Exercise: You are asked to filter the data below and copy every line holding "arrow".

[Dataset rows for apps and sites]
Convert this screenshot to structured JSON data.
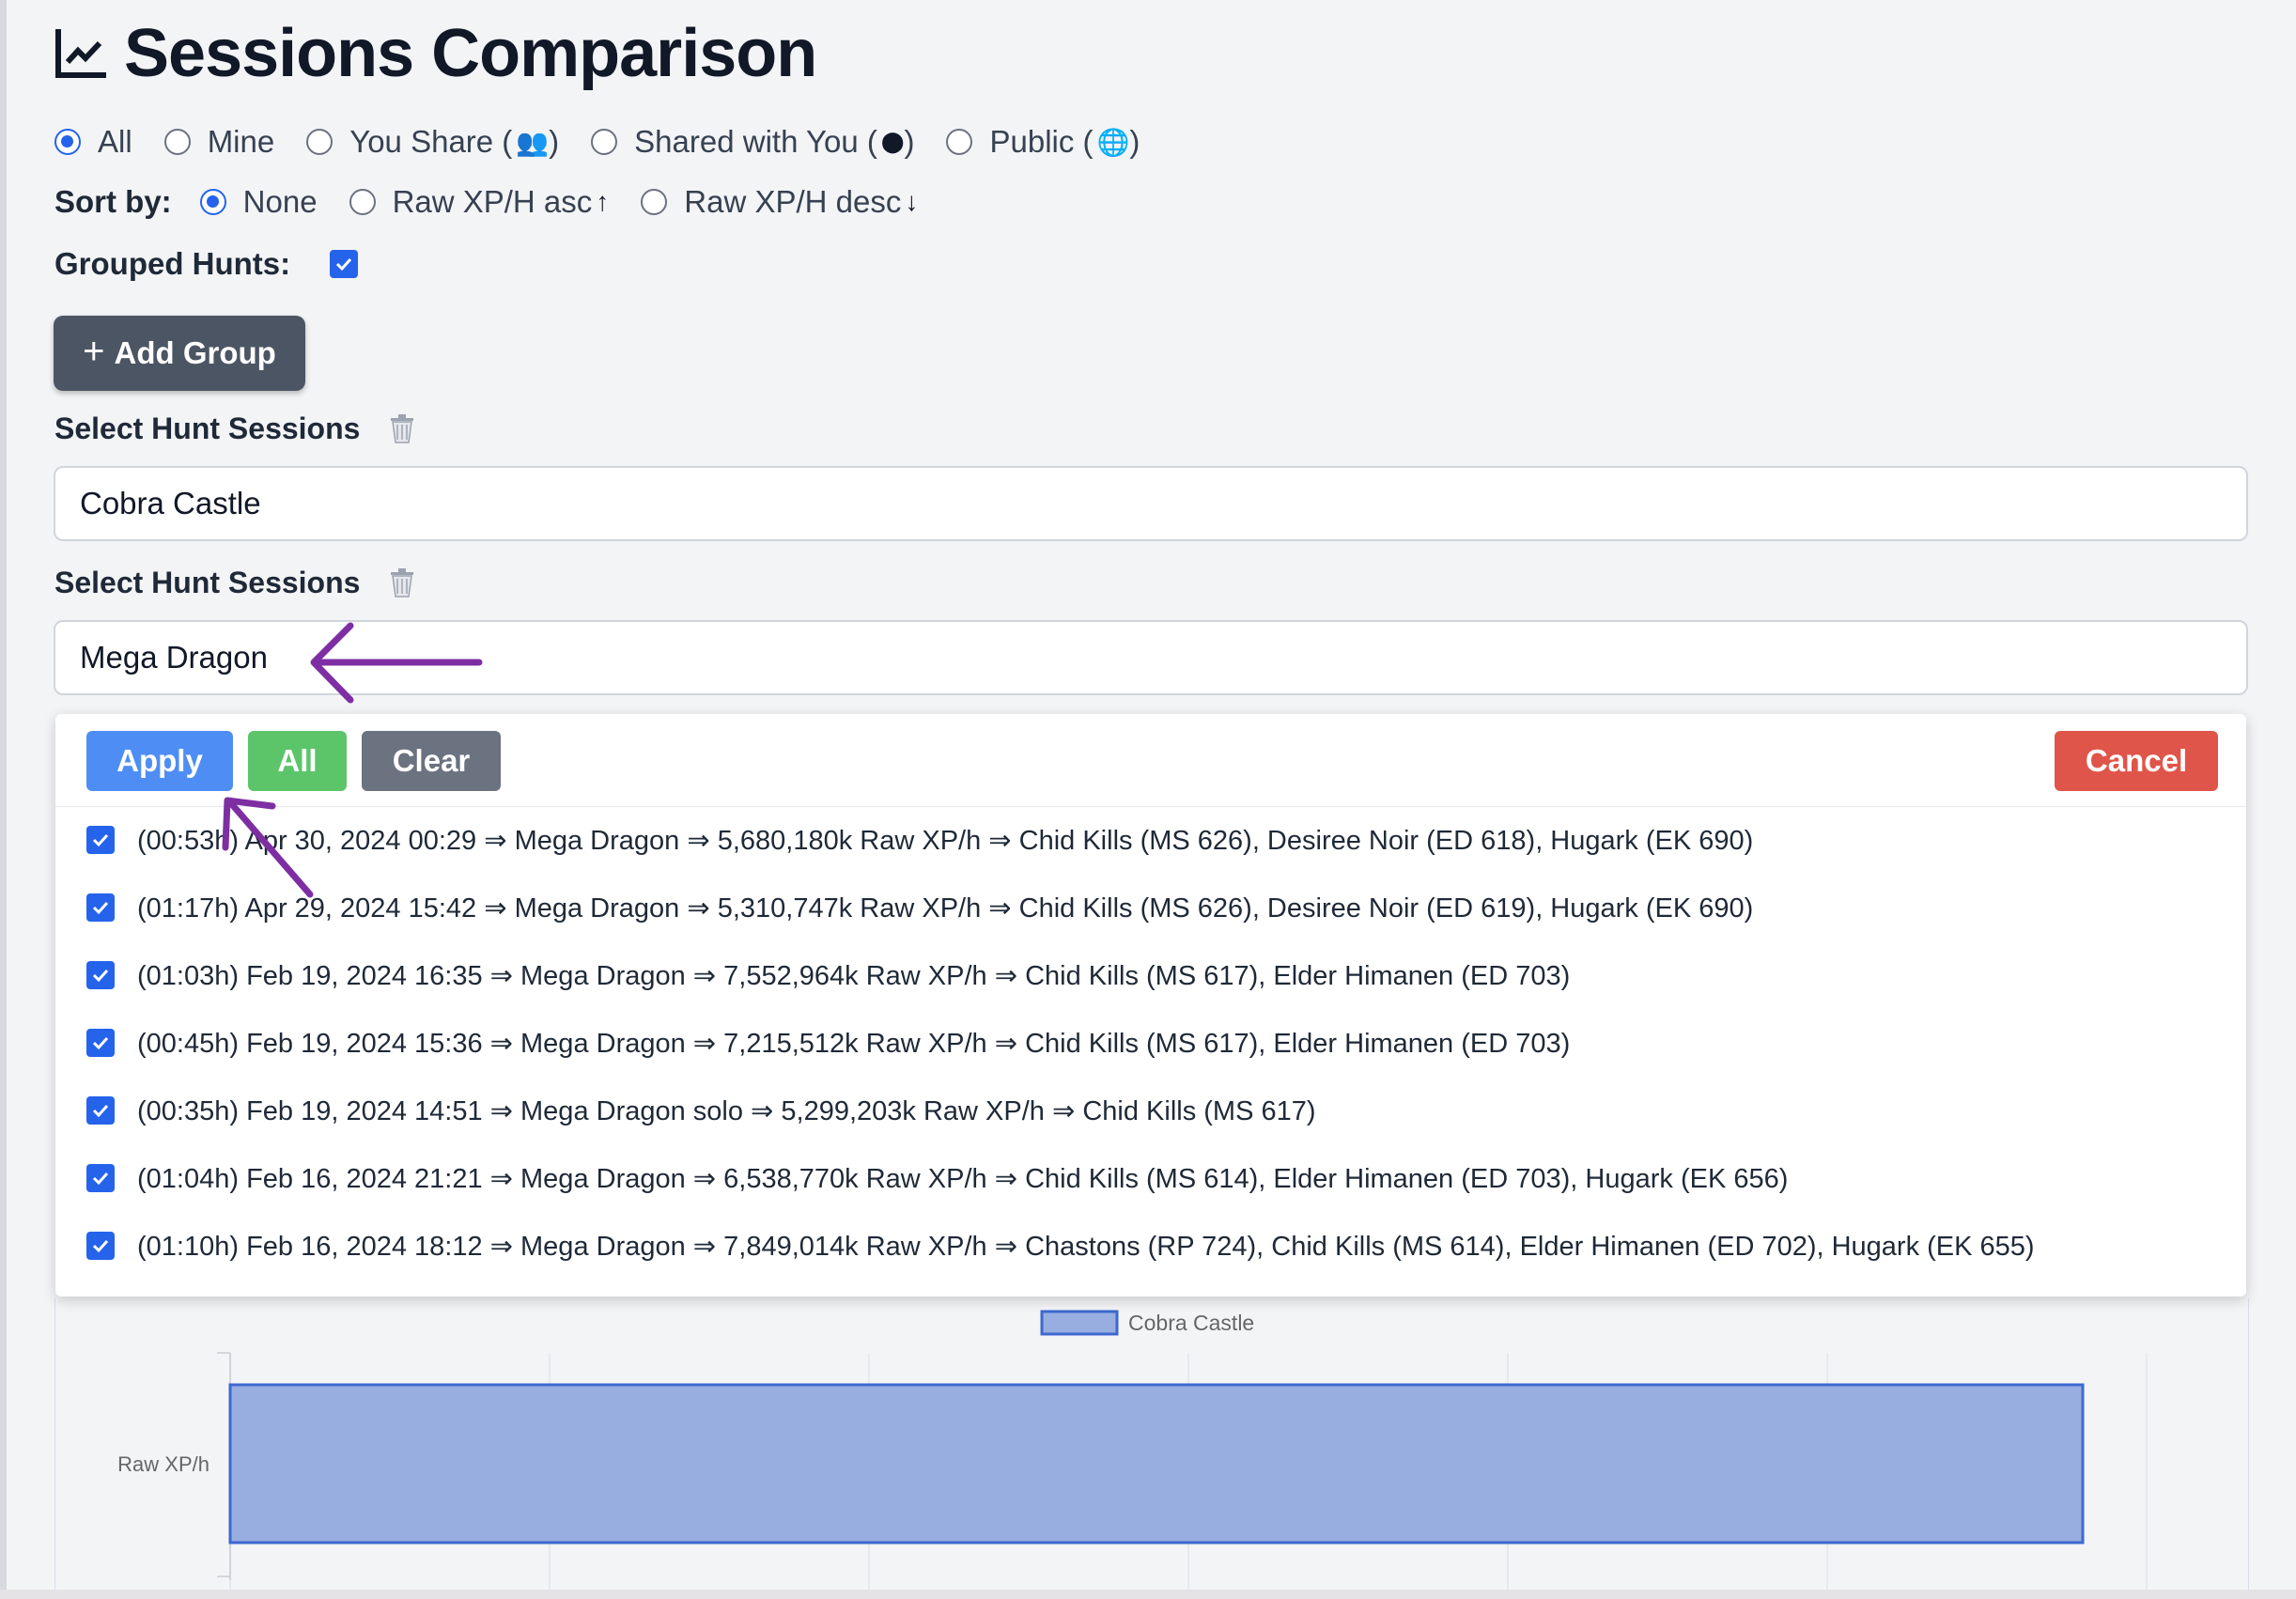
{
  "page": {
    "title": "Sessions Comparison"
  },
  "icons": {
    "title": "chart-line-icon",
    "you_share": "users-icon",
    "shared_with_you": "filled-circle-icon",
    "public": "globe-icon",
    "trash": "trash-icon",
    "sort_asc": "arrow-up-icon",
    "sort_desc": "arrow-down-icon"
  },
  "filter": {
    "selected": "All",
    "options": [
      {
        "label": "All",
        "glyph": ""
      },
      {
        "label": "Mine",
        "glyph": ""
      },
      {
        "label": "You Share (",
        "glyph": "👥",
        "suffix": ")"
      },
      {
        "label": "Shared with You (",
        "glyph": "⬤",
        "suffix": ")"
      },
      {
        "label": "Public (",
        "glyph": "🌐",
        "suffix": ")"
      }
    ]
  },
  "sort": {
    "label": "Sort by:",
    "selected": "None",
    "options": [
      {
        "label": "None",
        "glyph": ""
      },
      {
        "label": "Raw XP/H asc",
        "glyph": "↑"
      },
      {
        "label": "Raw XP/H desc",
        "glyph": "↓"
      }
    ]
  },
  "grouped_hunts": {
    "label": "Grouped Hunts:",
    "checked": true
  },
  "add_group": {
    "label": "Add Group",
    "plus": "+"
  },
  "groups": [
    {
      "label": "Select Hunt Sessions",
      "value": "Cobra Castle"
    },
    {
      "label": "Select Hunt Sessions",
      "value": "Mega Dragon"
    }
  ],
  "dropdown": {
    "apply_label": "Apply",
    "all_label": "All",
    "clear_label": "Clear",
    "cancel_label": "Cancel",
    "sessions": [
      "(00:53h) Apr 30, 2024 00:29 ⇒ Mega Dragon ⇒ 5,680,180k Raw XP/h ⇒ Chid Kills (MS 626), Desiree Noir (ED 618), Hugark (EK 690)",
      "(01:17h) Apr 29, 2024 15:42 ⇒ Mega Dragon ⇒ 5,310,747k Raw XP/h ⇒ Chid Kills (MS 626), Desiree Noir (ED 619), Hugark (EK 690)",
      "(01:03h) Feb 19, 2024 16:35 ⇒ Mega Dragon ⇒ 7,552,964k Raw XP/h ⇒ Chid Kills (MS 617), Elder Himanen (ED 703)",
      "(00:45h) Feb 19, 2024 15:36 ⇒ Mega Dragon ⇒ 7,215,512k Raw XP/h ⇒ Chid Kills (MS 617), Elder Himanen (ED 703)",
      "(00:35h) Feb 19, 2024 14:51 ⇒ Mega Dragon solo ⇒ 5,299,203k Raw XP/h ⇒ Chid Kills (MS 617)",
      "(01:04h) Feb 16, 2024 21:21 ⇒ Mega Dragon ⇒ 6,538,770k Raw XP/h ⇒ Chid Kills (MS 614), Elder Himanen (ED 703), Hugark (EK 656)",
      "(01:10h) Feb 16, 2024 18:12 ⇒ Mega Dragon ⇒ 7,849,014k Raw XP/h ⇒ Chastons (RP 724), Chid Kills (MS 614), Elder Himanen (ED 702), Hugark (EK 655)"
    ]
  },
  "colors": {
    "accent": "#2563eb",
    "apply": "#4e8ef4",
    "all": "#5cc56a",
    "clear": "#6b7280",
    "cancel": "#e05549",
    "bar_fill": "#99aee0",
    "bar_stroke": "#3d68d0",
    "annotation": "#7e2ea3"
  },
  "chart_data": {
    "type": "bar",
    "orientation": "horizontal",
    "categories": [
      "Raw XP/h"
    ],
    "series": [
      {
        "name": "Cobra Castle",
        "values": [
          5.8
        ]
      }
    ],
    "xlim": [
      0,
      6
    ],
    "legend": "top-center",
    "grid": true,
    "note": "value axis partially hidden; visible bar ends near 5.8 of 6 gridline units"
  }
}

Answer for this exercise:
    "sort_asc": "arrow-up-icon",
    "sort_desc": "arrow-down-icon"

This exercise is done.